Last week, one of the proverbial moments of parenting met me at my bedroom door. A little dark-haired girl asked, “Why do we have belly buttons?”
Alas, I didn’t have the time to sit down and explain the dynamics of feeding in utero, so I said, with eye contact, “That’s how babies get fed when they are in the momma’s tummy.” The dear girl tipped her head to one side, had the light of understanding wash over her features, and said “oh!” with confidence. I considered the subject well-clarified and went on my way. I was so confident, or maybe just so rushed, that the topic buried itself deeply in the land of over and done.
Wonders of misunderstanding, the truth came out. When I wasn’t home, of course. It’s not just Lucy that had ‘splainin’ to do.
While out of the house on errands and talking with Chris on the phone, he said this: “You know what child #4 asked me today? If men don’t have babies, why do they have belly buttons?” To quote child #1, this could be documented as an Epic Fail of the mothering sort.
Mildly shamed, I told Chris the front story and revealed my laxity. With appreciation I boast that Big Daddy De Man is much better at clarity in the moment. And not only that, it was kind of a five for one since everyone was in the van and took part in the lesson. For some, it was a whole new room to hang out in, that idea of “finished purpose parts.” For others, it was just a brush up on the facts. That’s the fun of hangin’ with the whole fam: multi-teaching.

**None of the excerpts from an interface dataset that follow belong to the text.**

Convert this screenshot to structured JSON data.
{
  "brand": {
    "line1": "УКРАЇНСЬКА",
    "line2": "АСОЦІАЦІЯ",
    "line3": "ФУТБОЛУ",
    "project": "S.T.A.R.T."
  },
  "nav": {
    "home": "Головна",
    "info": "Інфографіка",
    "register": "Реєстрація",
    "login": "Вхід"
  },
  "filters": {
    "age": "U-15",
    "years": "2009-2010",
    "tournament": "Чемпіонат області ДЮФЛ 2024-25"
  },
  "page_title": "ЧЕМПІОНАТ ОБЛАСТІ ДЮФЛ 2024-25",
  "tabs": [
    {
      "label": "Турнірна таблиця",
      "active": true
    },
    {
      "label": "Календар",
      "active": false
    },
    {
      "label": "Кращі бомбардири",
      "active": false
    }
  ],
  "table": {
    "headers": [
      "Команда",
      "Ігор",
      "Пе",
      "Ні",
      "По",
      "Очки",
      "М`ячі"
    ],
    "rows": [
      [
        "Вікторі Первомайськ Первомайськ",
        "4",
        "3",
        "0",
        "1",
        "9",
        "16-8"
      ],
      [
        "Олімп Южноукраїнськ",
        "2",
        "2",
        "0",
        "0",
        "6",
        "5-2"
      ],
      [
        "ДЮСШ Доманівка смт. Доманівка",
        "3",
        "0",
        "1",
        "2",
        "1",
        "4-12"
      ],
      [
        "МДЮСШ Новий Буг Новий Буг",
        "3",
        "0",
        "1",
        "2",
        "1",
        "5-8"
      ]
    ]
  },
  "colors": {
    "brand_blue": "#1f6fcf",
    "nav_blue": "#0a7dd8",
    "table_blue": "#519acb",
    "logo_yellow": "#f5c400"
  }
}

Thus, I have learned another lesson of mothering. Eye contact or not, understanding is not always as simple as it seems. Not wishing to leave my children confused with minor points of human biology, I am committed to the study of all things quizzical. I embrace it as important. Now, why DO we have an appendix? Or different sized toes? Or eyebrows? Nose hair?